Mitt Romney

Except, if the government had any evidence they were really members of al-Qaeda and engaged in a war against America they could be charged with offenses under current laws and tried in front of a jury of their peers. As was proven when Judge Katherine Forrest struck down the indefinite detention provision of the NDAA as unconstitutional, the real detention targets are people like the ones who brought the case — writers, investigative journalist and whistleblowers: people like Chris Hedges, Noam Chomsky, Daniel Ellsberg, Jennifer Bolen, and Birgitta Jonsdottir.

Rand Paul might have done some good work trying to filibuster the Patriot Act, but endorsing Mitt Romney goes beyond the pale. The NDAA is Romney’s most egregious transgression against liberty, but not far behind are his desire to start a war against Iran, to increase military spending, to start a trade war with China and his belief that corporations are people.

I know I will never agree with any politician on every single dimension of every single issue, and that to some extent politics will always involve compromise. Certainly, I disagree with Ron Paul on some issues. But Mitt Romney’s stances on these issues seem much, much, much closer to Barack Obama than they do to Ron Paul. In fact, he might as well have endorsed Obama for President.
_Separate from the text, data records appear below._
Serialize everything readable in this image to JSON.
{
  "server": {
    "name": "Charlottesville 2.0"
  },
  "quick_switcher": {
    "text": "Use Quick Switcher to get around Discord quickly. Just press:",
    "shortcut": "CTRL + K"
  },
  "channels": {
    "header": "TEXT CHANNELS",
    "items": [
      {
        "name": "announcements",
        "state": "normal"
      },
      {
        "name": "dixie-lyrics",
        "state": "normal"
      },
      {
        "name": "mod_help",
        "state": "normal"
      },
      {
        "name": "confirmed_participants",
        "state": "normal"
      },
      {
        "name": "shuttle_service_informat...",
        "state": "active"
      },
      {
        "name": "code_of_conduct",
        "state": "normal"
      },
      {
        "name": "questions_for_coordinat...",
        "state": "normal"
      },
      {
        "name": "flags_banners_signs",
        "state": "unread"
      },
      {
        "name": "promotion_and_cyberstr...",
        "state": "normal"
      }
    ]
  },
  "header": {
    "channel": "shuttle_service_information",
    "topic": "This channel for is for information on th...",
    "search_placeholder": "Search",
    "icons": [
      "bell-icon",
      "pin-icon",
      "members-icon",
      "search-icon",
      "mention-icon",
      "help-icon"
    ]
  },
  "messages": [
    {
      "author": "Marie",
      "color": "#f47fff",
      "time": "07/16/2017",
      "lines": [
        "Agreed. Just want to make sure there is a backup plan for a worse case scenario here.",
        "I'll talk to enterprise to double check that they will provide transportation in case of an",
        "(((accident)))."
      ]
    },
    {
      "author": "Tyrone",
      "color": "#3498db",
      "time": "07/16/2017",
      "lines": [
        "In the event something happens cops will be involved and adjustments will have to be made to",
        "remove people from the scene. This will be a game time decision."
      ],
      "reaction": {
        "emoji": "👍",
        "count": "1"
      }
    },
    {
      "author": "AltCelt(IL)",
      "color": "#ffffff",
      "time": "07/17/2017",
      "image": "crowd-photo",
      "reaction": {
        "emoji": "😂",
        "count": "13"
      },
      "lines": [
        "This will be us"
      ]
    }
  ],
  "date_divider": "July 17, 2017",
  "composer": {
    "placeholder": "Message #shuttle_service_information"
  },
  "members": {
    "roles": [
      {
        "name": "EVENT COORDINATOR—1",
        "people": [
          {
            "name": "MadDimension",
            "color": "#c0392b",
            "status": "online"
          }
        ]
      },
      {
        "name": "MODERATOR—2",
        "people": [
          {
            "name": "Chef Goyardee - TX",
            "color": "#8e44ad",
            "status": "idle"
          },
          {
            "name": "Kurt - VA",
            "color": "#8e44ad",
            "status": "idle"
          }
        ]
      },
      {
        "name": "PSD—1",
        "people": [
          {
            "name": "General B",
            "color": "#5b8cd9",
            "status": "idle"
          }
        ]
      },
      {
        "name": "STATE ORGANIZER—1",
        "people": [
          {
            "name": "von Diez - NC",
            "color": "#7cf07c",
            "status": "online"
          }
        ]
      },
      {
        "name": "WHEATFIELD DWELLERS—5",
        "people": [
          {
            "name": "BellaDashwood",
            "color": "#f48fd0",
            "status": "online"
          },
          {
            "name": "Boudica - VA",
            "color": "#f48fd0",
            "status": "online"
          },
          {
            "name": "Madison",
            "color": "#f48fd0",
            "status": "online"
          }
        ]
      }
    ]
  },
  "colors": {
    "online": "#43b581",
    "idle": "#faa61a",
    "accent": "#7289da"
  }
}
And the Ron Paul supporters are noticing: Rand has probably burnt most bridges to his Father’s supporters now. His Facebook page has seen a huge outpouring of fury:
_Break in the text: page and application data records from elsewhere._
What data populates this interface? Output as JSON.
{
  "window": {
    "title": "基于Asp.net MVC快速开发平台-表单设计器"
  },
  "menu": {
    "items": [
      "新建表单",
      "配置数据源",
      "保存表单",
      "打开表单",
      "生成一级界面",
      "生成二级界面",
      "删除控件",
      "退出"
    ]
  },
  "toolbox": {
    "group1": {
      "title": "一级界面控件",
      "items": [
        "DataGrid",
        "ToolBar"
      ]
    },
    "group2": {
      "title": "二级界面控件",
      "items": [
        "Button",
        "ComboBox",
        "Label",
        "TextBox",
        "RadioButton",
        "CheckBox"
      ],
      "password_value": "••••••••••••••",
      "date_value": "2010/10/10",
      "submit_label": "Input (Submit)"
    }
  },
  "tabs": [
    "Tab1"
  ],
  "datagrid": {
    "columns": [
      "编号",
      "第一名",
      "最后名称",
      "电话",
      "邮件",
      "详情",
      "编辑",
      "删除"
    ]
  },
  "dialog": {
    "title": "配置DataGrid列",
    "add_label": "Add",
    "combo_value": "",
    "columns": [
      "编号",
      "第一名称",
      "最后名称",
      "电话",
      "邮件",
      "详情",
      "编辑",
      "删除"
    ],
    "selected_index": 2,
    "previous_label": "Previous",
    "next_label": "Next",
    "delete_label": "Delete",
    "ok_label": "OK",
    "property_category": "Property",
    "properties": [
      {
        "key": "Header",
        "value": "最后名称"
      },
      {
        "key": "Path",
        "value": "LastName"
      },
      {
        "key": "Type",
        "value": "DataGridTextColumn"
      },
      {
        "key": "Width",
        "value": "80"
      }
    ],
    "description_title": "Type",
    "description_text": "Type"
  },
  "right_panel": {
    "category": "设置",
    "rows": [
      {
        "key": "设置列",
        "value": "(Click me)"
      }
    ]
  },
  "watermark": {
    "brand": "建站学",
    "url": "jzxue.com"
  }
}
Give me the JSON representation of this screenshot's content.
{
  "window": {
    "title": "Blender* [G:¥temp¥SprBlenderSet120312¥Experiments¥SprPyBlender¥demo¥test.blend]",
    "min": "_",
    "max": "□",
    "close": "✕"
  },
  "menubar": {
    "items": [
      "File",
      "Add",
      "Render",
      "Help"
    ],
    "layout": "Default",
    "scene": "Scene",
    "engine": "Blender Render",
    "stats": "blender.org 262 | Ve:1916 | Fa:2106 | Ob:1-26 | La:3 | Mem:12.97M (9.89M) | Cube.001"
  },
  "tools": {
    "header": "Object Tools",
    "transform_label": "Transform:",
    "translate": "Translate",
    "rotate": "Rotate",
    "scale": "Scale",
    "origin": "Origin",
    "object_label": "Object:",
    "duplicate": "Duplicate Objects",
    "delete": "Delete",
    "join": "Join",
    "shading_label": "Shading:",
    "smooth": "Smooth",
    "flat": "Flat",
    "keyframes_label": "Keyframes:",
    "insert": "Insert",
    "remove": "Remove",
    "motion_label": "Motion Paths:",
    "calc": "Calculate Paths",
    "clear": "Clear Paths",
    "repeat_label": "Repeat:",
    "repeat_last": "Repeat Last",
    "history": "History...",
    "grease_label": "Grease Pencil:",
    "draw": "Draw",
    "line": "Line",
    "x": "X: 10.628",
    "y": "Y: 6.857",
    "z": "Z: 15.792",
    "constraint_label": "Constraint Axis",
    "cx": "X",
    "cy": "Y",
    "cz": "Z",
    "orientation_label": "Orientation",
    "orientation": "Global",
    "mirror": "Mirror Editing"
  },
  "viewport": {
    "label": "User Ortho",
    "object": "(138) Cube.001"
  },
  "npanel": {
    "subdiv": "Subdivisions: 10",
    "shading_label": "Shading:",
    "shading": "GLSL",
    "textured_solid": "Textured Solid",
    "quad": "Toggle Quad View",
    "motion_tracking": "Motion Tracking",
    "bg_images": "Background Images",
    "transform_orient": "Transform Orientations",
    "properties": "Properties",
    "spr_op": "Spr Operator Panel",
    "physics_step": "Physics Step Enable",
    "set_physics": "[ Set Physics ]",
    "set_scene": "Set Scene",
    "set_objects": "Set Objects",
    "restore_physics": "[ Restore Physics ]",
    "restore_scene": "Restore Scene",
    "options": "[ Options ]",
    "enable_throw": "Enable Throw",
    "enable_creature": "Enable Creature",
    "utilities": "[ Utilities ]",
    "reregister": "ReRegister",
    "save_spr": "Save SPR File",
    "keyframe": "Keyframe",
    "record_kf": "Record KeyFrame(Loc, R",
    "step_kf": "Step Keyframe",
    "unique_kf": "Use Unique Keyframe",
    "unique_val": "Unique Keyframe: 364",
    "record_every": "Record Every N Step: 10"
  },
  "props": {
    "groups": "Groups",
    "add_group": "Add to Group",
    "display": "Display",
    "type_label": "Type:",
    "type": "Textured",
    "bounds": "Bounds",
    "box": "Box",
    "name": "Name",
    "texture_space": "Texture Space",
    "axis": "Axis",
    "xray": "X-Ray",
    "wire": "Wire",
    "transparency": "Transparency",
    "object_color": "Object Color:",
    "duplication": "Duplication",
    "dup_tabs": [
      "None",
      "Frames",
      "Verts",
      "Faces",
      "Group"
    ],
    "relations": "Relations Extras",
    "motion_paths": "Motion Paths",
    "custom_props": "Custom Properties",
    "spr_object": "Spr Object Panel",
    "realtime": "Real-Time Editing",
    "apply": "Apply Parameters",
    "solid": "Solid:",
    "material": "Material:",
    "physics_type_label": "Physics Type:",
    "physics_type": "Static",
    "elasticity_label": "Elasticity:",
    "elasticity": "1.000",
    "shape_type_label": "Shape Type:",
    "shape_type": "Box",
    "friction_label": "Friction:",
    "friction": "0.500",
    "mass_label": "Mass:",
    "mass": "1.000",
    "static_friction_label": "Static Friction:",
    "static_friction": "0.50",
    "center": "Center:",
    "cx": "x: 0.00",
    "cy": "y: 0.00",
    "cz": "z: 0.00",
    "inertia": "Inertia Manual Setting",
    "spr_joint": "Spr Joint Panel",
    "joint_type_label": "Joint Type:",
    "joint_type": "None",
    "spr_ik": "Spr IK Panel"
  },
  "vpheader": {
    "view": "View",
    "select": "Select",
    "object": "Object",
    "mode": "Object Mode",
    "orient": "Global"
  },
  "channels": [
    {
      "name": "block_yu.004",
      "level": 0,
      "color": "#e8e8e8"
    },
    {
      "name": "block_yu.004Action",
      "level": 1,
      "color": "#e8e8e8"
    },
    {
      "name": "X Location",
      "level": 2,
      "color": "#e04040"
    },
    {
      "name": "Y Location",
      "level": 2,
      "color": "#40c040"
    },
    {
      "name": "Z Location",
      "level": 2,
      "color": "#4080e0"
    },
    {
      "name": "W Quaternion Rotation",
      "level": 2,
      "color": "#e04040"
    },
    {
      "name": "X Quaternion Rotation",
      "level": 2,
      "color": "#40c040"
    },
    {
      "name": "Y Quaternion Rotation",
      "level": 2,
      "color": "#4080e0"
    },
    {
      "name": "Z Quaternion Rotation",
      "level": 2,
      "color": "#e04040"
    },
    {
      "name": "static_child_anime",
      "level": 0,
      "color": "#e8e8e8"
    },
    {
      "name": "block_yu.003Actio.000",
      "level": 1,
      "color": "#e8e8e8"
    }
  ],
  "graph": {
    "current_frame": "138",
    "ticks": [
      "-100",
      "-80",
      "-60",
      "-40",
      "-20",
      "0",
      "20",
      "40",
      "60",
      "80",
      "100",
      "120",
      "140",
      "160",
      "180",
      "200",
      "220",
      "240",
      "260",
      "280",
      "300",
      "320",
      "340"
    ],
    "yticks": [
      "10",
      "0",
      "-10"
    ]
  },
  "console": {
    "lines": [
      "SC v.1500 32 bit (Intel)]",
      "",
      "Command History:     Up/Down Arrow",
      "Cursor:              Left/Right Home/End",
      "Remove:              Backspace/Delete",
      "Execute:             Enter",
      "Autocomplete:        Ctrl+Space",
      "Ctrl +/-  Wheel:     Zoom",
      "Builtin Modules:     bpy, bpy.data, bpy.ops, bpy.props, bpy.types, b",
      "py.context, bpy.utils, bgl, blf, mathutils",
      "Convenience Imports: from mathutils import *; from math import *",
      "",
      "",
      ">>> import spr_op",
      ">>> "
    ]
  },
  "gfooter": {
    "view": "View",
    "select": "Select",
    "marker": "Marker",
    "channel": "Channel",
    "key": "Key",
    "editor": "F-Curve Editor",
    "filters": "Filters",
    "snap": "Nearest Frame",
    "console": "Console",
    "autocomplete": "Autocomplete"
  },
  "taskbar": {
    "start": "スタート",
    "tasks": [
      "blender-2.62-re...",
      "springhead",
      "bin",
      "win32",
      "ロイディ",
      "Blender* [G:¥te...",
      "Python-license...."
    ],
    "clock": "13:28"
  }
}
Just lost a lot of faith in a man I otherwise adored.

You suck Rand! Traitor!

That’s why this country is doomed! Even the person you trust is a sell-out. I’m done with politics, people deserve what they get. Let the country run itself to the ground, and still people will not understand what freedom and self-responsibility is about. People want big gov’t, big brother every step of the way. Well, they got it. The rest of us, might as well try to move to another country or find an island and move there.

I knew I’d never vote for Mitt… Now I know I’ll never vote for Rand.
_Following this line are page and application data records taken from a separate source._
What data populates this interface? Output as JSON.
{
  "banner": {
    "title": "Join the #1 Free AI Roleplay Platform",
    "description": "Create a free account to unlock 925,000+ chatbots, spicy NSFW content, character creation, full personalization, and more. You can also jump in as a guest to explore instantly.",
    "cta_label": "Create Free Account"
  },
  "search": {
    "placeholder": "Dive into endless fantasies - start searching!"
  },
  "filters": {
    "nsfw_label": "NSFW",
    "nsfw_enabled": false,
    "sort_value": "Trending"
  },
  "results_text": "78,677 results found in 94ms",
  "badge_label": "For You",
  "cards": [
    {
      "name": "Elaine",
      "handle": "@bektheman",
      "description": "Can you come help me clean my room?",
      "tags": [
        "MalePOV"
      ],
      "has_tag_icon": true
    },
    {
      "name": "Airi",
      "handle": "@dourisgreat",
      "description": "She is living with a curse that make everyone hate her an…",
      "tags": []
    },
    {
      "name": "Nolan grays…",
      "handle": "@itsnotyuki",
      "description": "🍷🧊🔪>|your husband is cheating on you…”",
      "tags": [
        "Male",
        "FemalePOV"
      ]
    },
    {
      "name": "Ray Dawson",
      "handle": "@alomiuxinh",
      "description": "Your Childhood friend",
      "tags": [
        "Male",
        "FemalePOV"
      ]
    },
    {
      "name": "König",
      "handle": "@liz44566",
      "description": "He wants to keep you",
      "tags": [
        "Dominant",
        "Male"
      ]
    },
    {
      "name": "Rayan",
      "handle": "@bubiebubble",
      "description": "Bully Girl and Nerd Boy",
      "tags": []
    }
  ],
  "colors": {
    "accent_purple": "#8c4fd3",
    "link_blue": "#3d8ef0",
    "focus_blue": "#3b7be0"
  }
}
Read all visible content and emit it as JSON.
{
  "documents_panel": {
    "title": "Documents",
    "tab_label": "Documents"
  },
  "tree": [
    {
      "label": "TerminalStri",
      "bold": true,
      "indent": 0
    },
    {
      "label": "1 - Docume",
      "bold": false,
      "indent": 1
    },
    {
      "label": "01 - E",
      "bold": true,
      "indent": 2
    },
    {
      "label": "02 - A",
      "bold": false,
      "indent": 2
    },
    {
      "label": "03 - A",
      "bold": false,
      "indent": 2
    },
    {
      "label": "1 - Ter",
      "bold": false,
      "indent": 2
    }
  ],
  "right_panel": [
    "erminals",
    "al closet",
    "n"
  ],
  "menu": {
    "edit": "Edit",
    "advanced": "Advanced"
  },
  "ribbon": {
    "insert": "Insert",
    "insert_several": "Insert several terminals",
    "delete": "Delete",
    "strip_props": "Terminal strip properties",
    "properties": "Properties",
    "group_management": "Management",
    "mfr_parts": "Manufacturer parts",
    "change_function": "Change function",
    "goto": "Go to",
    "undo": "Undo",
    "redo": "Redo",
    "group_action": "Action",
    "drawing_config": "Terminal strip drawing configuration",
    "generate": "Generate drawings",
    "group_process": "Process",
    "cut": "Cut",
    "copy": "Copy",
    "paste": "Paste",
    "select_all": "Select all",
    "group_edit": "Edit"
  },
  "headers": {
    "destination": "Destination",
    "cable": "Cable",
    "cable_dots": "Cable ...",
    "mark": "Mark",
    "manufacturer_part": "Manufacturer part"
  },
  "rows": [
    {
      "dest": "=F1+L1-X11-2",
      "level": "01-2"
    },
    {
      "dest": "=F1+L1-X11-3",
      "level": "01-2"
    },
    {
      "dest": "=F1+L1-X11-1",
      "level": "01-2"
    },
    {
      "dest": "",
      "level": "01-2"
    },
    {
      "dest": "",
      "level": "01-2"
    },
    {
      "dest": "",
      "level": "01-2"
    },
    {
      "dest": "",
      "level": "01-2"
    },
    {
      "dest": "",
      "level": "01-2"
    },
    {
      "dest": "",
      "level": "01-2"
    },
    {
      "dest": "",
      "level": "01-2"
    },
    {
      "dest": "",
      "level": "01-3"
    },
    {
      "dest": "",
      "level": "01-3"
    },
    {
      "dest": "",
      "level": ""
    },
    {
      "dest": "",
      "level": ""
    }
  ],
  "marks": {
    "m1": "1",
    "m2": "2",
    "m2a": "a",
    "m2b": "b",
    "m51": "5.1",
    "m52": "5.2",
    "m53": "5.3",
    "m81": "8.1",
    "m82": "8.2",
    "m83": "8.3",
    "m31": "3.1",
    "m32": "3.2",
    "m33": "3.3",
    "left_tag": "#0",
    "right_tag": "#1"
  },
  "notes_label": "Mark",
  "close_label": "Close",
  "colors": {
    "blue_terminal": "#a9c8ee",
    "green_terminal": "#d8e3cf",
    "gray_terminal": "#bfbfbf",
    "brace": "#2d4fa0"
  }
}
He has fully sold out to the bankers

Endorsing Romney is tantamount to an utter sell-out of conservative principles.

Did George Washington, Thomas Jefferson and James Madison try to compromise with King George? Or — when it became obvious that they were facing tyranny — did they stand up for the principles of liberty?

I have always been uncomfortable with the children of politicians becoming politicians. Every anointed child feels like a step away from meritocracy. Dynasties are dangerous, because the dynasty itself comes to be more important than the qualities of the politicians. Who would Rand Paul be if he wasn’t Ron Paul’s son? Just another neocon. Neocons often have a few “unfashionable” libertarian or constitutionalist sympathies; look at Charles Krauthammer. But — unlike Ron Paul — the neocon never has the spine to do much about their libertarian or constitutionalist sympathies. They just ride on the establishment steamroller, into foreign occupations, empire building, corporate welfare, and banking bailouts. Into Iraq, and soon into Iran.

Rand Paul just got on the steamroller.

Putin is Back

Yeah.

Let’s just remind ourselves what we’re dealing with here.

Here’s what Putin observed last August:

America are living beyond their means and shifting a part of the weight of their problems to the world economy. They are living like parasites off the global economy and their monopoly of the dollar. If [in America] there is a systemic malfunction, this will affect everyone. Countries like Russia and China hold a significant part of their reserves in American securities. There should be other reserve currencies.

It should be no surprise to anybody, then, that the last Russian government — as well as their autocratic ASEAN friends in China, Pakistan, Iran and so on — began taking proactive measures to extricate itself from the dollar system.

I expect the new government to accelerate such measures.